    The condition lever has a cut off range from 0.0 to about 0.1 I think and above that it goes from low idle target to high idle target (which you can adjust if you need) - you can think of that as your engine start/stop switch if your helicopter has that, if not - it probably has a cut off switch, then use that.


    Yes the ITT rises nearly instantly, this is realistic in a sense that the actual ITT follows very close to the fuel flow, if you burn more fuel you heat up the gases very quickly. What you have experienced in the real world is the time delay caused by the heat transfer within the ITT probe. You can't directly measure the temperatures, your probes would melt, so you use other methods with metal parts that don't melt, but those need to get hot first before you can see an ITT increase.

    If you want to see your ITT increase slower you can use a first order delay:


    This simulates the probe heating up and your indicated turbine temperature becomes slower.

    Generally speaking this is how our engine stimulation works:

    Each turbo component simulates the thermodynamic process of that part with compressor maps, turbine maps, efficiency coefficients, etc. etc. These parts together create what we call an engine. Currently the only place we can adjust is the fuel flow, but we might add stuff like reverser flaps, mach inlets, variable stator vanes, bleed air extraction, etc. And we have connections to the outside using gear boxes to the core shaft and also the power turbine shaft. Those connections are necessary for the generators and starters.

    The fuel flow that we add to the combustion chamber is in kg/s and it can either be controlled fully manually if you create some form of mapping from the throttle lever or it can be fed through the simple fuel_controller, which is pretty stupid on its own, or it can be generated by the FADEC which can have more complex, fully digital control loops.

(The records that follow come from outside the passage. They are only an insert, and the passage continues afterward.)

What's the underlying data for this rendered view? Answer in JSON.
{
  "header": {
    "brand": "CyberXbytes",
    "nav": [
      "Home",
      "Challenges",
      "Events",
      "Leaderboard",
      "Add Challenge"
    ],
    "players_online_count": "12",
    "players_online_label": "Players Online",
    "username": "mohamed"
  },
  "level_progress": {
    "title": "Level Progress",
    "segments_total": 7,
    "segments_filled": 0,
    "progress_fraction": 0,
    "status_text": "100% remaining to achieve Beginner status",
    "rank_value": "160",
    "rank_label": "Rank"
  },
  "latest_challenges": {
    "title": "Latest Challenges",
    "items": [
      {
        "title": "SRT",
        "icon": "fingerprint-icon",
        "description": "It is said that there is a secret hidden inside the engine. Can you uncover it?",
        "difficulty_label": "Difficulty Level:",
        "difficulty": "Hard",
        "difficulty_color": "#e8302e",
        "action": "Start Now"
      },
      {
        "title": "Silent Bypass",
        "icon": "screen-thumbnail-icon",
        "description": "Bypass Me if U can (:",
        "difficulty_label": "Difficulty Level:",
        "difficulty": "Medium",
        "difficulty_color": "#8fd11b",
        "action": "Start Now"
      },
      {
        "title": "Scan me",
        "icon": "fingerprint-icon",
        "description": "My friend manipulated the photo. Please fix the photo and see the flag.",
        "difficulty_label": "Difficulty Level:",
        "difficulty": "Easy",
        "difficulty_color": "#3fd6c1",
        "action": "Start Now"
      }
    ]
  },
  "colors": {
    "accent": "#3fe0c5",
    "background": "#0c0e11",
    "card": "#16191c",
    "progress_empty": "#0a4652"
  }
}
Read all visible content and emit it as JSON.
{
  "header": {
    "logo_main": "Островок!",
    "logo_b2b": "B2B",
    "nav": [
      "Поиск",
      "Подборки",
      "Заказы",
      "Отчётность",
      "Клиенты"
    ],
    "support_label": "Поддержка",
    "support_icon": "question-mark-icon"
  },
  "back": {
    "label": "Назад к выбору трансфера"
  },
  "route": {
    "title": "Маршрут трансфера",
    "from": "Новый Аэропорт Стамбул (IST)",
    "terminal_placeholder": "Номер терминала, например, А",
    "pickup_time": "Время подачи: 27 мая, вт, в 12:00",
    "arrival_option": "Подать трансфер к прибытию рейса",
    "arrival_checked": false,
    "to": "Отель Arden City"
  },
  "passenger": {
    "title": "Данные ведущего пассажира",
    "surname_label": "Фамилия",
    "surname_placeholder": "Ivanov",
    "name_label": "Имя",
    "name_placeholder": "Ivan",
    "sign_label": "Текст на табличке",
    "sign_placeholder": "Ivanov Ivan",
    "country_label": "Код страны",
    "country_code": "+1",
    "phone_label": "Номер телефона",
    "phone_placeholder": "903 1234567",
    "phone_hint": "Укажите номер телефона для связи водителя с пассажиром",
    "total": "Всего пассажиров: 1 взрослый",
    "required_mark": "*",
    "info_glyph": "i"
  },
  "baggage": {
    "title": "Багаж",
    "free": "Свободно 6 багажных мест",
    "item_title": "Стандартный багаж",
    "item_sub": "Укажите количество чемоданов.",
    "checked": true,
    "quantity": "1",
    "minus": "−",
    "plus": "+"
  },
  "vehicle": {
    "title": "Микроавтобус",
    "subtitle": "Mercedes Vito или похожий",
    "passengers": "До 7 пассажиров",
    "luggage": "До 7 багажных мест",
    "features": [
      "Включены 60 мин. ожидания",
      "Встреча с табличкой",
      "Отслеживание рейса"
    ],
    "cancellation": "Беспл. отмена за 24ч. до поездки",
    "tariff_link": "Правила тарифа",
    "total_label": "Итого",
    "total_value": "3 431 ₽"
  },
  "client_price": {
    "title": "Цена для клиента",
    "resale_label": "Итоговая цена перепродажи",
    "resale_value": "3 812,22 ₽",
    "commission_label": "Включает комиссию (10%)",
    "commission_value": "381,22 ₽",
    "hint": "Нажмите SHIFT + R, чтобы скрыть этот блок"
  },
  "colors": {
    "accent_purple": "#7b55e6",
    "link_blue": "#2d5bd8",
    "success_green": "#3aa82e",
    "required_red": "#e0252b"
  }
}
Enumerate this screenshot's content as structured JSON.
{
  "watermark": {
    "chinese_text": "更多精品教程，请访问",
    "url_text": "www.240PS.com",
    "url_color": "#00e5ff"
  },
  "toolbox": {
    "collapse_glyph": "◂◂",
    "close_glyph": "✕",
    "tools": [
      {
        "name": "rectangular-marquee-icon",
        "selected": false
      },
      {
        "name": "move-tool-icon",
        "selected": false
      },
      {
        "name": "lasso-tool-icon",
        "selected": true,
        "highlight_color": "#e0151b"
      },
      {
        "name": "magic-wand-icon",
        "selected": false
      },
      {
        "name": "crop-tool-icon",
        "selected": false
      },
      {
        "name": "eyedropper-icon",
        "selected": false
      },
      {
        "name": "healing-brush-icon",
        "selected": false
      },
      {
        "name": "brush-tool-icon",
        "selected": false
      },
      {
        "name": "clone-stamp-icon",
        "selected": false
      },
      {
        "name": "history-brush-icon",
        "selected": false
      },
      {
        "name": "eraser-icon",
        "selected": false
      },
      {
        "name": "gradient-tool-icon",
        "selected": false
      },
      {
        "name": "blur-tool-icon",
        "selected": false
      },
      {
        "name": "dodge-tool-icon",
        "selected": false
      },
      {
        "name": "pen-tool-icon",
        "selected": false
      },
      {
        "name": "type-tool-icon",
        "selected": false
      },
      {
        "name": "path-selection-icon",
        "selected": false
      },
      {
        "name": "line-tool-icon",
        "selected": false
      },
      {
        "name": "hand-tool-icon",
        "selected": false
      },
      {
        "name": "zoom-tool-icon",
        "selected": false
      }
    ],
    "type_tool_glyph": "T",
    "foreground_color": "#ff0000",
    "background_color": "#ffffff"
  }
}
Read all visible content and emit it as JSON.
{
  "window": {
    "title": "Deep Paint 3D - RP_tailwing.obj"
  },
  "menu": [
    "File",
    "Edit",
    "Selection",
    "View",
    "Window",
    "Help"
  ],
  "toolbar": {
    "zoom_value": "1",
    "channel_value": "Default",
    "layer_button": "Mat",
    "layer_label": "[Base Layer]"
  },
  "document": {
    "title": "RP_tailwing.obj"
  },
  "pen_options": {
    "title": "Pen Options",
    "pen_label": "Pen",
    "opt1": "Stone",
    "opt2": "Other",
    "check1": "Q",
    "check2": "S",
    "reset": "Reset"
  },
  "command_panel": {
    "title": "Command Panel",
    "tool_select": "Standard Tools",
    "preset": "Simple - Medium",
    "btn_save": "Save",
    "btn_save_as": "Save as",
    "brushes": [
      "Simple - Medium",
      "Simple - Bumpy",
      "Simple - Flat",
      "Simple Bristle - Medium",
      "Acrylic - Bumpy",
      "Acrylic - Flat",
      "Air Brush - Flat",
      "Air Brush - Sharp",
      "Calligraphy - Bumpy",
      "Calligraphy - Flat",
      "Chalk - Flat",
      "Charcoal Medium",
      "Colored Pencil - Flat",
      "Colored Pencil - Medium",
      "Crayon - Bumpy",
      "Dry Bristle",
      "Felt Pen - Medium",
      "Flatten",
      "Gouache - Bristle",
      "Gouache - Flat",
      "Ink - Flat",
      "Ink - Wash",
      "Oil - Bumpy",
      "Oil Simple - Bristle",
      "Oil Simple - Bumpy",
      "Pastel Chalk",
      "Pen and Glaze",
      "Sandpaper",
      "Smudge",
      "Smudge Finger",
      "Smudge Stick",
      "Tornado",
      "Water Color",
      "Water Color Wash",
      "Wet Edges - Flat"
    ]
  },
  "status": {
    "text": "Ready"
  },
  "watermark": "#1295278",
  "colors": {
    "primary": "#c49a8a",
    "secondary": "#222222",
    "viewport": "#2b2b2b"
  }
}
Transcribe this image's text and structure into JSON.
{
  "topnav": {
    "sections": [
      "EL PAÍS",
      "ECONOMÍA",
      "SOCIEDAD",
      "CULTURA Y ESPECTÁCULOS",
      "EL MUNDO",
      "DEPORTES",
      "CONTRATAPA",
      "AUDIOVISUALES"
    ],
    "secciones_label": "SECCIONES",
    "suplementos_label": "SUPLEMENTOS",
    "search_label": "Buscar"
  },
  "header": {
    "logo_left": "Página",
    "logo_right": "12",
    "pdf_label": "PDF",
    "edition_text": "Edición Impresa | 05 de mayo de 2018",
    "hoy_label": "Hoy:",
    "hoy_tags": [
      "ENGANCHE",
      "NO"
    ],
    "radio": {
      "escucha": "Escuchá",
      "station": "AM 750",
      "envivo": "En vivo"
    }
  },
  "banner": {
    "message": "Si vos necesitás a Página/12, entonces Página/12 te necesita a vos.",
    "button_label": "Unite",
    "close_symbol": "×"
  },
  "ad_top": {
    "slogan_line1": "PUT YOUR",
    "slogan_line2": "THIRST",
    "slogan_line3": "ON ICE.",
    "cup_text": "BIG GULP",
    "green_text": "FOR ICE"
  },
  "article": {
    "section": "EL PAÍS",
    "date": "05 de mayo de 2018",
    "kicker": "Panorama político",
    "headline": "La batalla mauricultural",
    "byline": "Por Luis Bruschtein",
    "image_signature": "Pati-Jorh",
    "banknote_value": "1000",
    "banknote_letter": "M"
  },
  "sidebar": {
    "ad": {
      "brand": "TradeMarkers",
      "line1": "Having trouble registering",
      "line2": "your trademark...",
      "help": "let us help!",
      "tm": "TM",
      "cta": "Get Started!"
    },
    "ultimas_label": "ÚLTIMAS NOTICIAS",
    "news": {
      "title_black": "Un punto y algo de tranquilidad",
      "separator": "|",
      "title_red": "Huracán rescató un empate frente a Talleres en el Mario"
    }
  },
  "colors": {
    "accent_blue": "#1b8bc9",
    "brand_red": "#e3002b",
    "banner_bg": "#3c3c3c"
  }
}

    So far we have only implemented a few FADECs specifically for that particular engine (see q400) but I think when we add more FADECs for the turbofans for example, we might create a more generic FADEC which can handle a certain engine category (e.g. twin spool high bypass turbofans or an afterburning jet fighter engine or maybe even a helicopter one with rotor speed governing, etc.)

    What I love about this

    The problems that you will encounter with controlling the engine are actually really similar to real world problems. It helps me better understand the physics behind real world engines.